For the cupcakes:
3 cups cake flour, sifted
1 tbsp. baking powder
½ tsp. salt
1 vanilla bean, split lengthwise
16 tbsp. unsalted butter, at room temperature
2 cups sugar
5 large eggs, at room temperature
1¼ cups buttermilk, at room temperature
1 tbsp. vanilla extract
For the curd:
3 large eggs
¾ cups sugar
¼ cup freshly squeezed lime juice
4 tbsp. (2 oz.) unsalted butter, at room temperature, cut into pieces
Green and yellow food coloring, optional
Preheat the oven to 350° F.
1) For the cupcakes, whisk together the cake flour, baking powder and salt in a medium bowl and set aside. Scrape the vanilla bean seeds into the bowl of an electric mixer fitted with the paddle attachment. Cream the butter with the seeds on medium-high speed for 3 minutes, until light and creamy in color. Scrape down the sides of the bowl and beat for one more minute. Add the sugar to the butter mixture, ¼ cup at a time, beating 1 minute after each addition. Mix in the eggs one at a time until incorporated. Scrape down the sides of the bowl after each addition. Combine the buttermilk and the vanilla extract in a liquid measuring cup. With the mixer on low speed, add the dry ingredients alternately with the wet ingredients, beginning and ending with the dry ingredients and mixing just until incorporated. Scrape down the sides of the bowl and mix for 15 seconds longer. Divide the batter between cupcake pans preparedwith paper liners. Fill about 2/3 of the way full. Bake 18-22 minutes, or until a toothpick inserted in the center comes out clean. Allow to cool in the pans 5-10 minutes, then transfer to a cooling rack to cool completely.

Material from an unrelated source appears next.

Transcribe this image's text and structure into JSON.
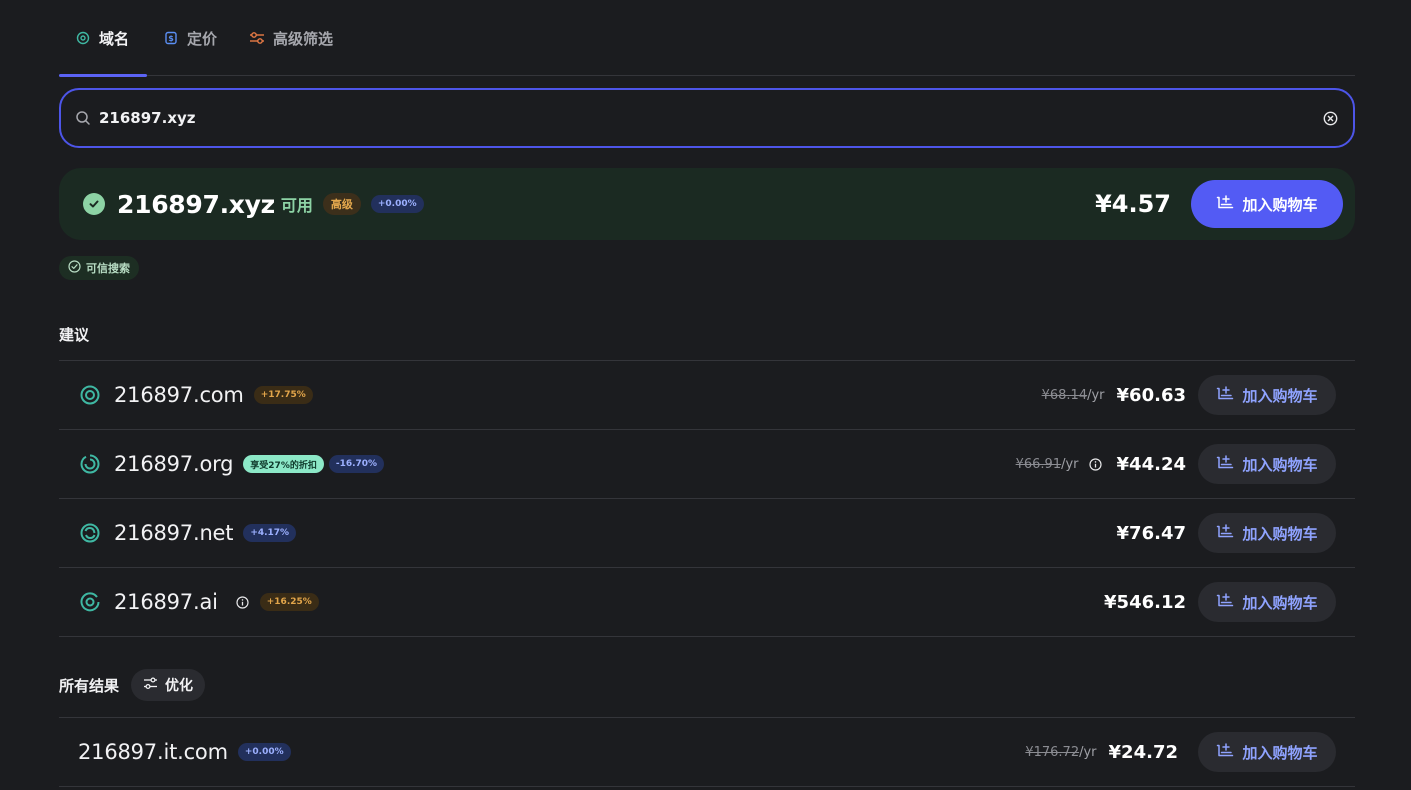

2) For the frosting, place a heat proof bowl over a pot of simmering water. Whisk egg whites, sugar, and cream of tartar in the bowl constantly until sugar is dissolved and whites are warm to the touch, 3 to 4 minutes. Transfer egg mixture to the bowl of electric mixer fitted with the whisk attachment. Whisk starting on low speed and gradually increase to high, until stiff, glossy peaks form, 5 to 7 minutes. Add vanilla, and mix until combined. Scoop frosting into a piping bag fitted with your tip of preference. You could also fill a freezer bag and cut the tip. Pipe big swirls of frosting on top of cupcakes.
3) For the curd, whisk together the eggs and sugar in a sauce pan until well blended. Add the lime juice. Place the pan over medium-low heat. Whisk constantly, until the mixture is warmed through. Be careful not to heat the mixture too quickly to avoid curdling the eggs. Whisk in the butter a little bit at a time, stirring in each addition until completely incorporated before adding more. Continue to cook, scraping the bottom of the pan, until the mixture thickens and a spoon or spatula leaves a path when drawn through it. Immediately remove the pan from the heat and pass the mixture through a fine mesh strainer. Transfer to an airtight container and refrigerate for at least 30 minutes. When cooled add green and yellow food coloring to create the Slimer effect. Drizzle over cupcakes.